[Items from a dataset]
----

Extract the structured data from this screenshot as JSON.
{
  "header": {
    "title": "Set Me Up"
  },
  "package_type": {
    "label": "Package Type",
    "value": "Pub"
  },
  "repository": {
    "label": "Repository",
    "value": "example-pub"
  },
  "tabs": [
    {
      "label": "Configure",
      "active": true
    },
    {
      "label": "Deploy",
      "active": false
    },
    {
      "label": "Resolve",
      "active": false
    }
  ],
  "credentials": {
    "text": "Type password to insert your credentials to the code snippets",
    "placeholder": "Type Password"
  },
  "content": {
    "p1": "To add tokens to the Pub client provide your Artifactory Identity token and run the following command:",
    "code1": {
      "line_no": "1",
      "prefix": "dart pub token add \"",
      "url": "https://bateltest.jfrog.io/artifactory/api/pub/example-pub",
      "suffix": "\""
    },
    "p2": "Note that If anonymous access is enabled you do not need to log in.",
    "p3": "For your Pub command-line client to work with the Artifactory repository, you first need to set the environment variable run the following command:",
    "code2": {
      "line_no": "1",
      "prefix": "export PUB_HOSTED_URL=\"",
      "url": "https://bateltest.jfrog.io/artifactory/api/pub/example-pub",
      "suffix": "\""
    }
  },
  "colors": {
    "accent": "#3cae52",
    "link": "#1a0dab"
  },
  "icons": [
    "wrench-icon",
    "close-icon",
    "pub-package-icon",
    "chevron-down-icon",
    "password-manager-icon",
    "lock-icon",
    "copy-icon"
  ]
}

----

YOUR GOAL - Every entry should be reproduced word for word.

PROBLEM SOLUTION -
Extract the structured data from this screenshot as JSON.
{
  "header": {
    "title": "Set Me Up"
  },
  "package_type": {
    "label": "Package Type",
    "value": "Pub"
  },
  "repository": {
    "label": "Repository",
    "value": "example-pub"
  },
  "tabs": [
    {
      "label": "Configure",
      "active": true
    },
    {
      "label": "Deploy",
      "active": false
    },
    {
      "label": "Resolve",
      "active": false
    }
  ],
  "credentials": {
    "text": "Type password to insert your credentials to the code snippets",
    "placeholder": "Type Password"
  },
  "content": {
    "p1": "To add tokens to the Pub client provide your Artifactory Identity token and run the following command:",
    "code1": {
      "line_no": "1",
      "prefix": "dart pub token add \"",
      "url": "https://bateltest.jfrog.io/artifactory/api/pub/example-pub",
      "suffix": "\""
    },
    "p2": "Note that If anonymous access is enabled you do not need to log in.",
    "p3": "For your Pub command-line client to work with the Artifactory repository, you first need to set the environment variable run the following command:",
    "code2": {
      "line_no": "1",
      "prefix": "export PUB_HOSTED_URL=\"",
      "url": "https://bateltest.jfrog.io/artifactory/api/pub/example-pub",
      "suffix": "\""
    }
  },
  "colors": {
    "accent": "#3cae52",
    "link": "#1a0dab"
  },
  "icons": [
    "wrench-icon",
    "close-icon",
    "pub-package-icon",
    "chevron-down-icon",
    "password-manager-icon",
    "lock-icon",
    "copy-icon"
  ]
}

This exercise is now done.